(App and web page records)
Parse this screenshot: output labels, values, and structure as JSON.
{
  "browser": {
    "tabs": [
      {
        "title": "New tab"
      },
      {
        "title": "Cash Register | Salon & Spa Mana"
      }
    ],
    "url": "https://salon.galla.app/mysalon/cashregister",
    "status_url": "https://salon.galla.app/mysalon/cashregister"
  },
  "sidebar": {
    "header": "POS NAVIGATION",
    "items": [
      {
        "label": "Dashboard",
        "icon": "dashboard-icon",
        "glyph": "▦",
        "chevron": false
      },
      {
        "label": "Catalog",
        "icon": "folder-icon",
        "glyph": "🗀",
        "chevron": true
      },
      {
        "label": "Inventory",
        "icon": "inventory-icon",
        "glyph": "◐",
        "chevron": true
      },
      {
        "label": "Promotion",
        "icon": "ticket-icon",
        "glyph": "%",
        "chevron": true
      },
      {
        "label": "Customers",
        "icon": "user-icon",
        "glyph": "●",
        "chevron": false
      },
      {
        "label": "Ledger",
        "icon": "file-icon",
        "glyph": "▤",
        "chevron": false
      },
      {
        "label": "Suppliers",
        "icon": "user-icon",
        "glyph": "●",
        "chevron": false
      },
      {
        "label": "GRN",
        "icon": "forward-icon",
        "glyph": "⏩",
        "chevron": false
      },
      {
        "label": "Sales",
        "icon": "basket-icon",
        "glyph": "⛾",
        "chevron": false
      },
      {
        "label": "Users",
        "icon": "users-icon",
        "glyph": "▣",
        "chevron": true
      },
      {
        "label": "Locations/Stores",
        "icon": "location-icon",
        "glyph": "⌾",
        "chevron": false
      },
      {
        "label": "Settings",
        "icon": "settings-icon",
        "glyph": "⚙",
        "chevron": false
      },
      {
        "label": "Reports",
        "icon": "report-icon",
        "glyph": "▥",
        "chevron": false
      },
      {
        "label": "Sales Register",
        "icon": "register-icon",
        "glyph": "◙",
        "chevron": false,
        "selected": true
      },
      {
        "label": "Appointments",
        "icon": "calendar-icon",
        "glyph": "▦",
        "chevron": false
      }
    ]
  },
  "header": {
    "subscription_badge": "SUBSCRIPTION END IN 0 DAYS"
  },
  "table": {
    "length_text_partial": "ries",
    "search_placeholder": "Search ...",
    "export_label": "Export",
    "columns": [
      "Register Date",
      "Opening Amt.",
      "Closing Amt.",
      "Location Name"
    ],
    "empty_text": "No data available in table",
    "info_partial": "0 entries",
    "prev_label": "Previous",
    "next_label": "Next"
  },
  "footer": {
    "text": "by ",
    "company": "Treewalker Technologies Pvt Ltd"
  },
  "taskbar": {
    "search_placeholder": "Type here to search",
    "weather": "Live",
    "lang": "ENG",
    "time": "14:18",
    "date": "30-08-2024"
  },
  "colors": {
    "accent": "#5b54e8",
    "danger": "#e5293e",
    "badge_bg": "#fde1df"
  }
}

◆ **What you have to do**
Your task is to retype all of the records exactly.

◆ **The answer**
Parse this screenshot: output labels, values, and structure as JSON.
{
  "browser": {
    "tabs": [
      {
        "title": "New tab"
      },
      {
        "title": "Cash Register | Salon & Spa Mana"
      }
    ],
    "url": "https://salon.galla.app/mysalon/cashregister",
    "status_url": "https://salon.galla.app/mysalon/cashregister"
  },
  "sidebar": {
    "header": "POS NAVIGATION",
    "items": [
      {
        "label": "Dashboard",
        "icon": "dashboard-icon",
        "glyph": "▦",
        "chevron": false
      },
      {
        "label": "Catalog",
        "icon": "folder-icon",
        "glyph": "🗀",
        "chevron": true
      },
      {
        "label": "Inventory",
        "icon": "inventory-icon",
        "glyph": "◐",
        "chevron": true
      },
      {
        "label": "Promotion",
        "icon": "ticket-icon",
        "glyph": "%",
        "chevron": true
      },
      {
        "label": "Customers",
        "icon": "user-icon",
        "glyph": "●",
        "chevron": false
      },
      {
        "label": "Ledger",
        "icon": "file-icon",
        "glyph": "▤",
        "chevron": false
      },
      {
        "label": "Suppliers",
        "icon": "user-icon",
        "glyph": "●",
        "chevron": false
      },
      {
        "label": "GRN",
        "icon": "forward-icon",
        "glyph": "⏩",
        "chevron": false
      },
      {
        "label": "Sales",
        "icon": "basket-icon",
        "glyph": "⛾",
        "chevron": false
      },
      {
        "label": "Users",
        "icon": "users-icon",
        "glyph": "▣",
        "chevron": true
      },
      {
        "label": "Locations/Stores",
        "icon": "location-icon",
        "glyph": "⌾",
        "chevron": false
      },
      {
        "label": "Settings",
        "icon": "settings-icon",
        "glyph": "⚙",
        "chevron": false
      },
      {
        "label": "Reports",
        "icon": "report-icon",
        "glyph": "▥",
        "chevron": false
      },
      {
        "label": "Sales Register",
        "icon": "register-icon",
        "glyph": "◙",
        "chevron": false,
        "selected": true
      },
      {
        "label": "Appointments",
        "icon": "calendar-icon",
        "glyph": "▦",
        "chevron": false
      }
    ]
  },
  "header": {
    "subscription_badge": "SUBSCRIPTION END IN 0 DAYS"
  },
  "table": {
    "length_text_partial": "ries",
    "search_placeholder": "Search ...",
    "export_label": "Export",
    "columns": [
      "Register Date",
      "Opening Amt.",
      "Closing Amt.",
      "Location Name"
    ],
    "empty_text": "No data available in table",
    "info_partial": "0 entries",
    "prev_label": "Previous",
    "next_label": "Next"
  },
  "footer": {
    "text": "by ",
    "company": "Treewalker Technologies Pvt Ltd"
  },
  "taskbar": {
    "search_placeholder": "Type here to search",
    "weather": "Live",
    "lang": "ENG",
    "time": "14:18",
    "date": "30-08-2024"
  },
  "colors": {
    "accent": "#5b54e8",
    "danger": "#e5293e",
    "badge_bg": "#fde1df"
  }
}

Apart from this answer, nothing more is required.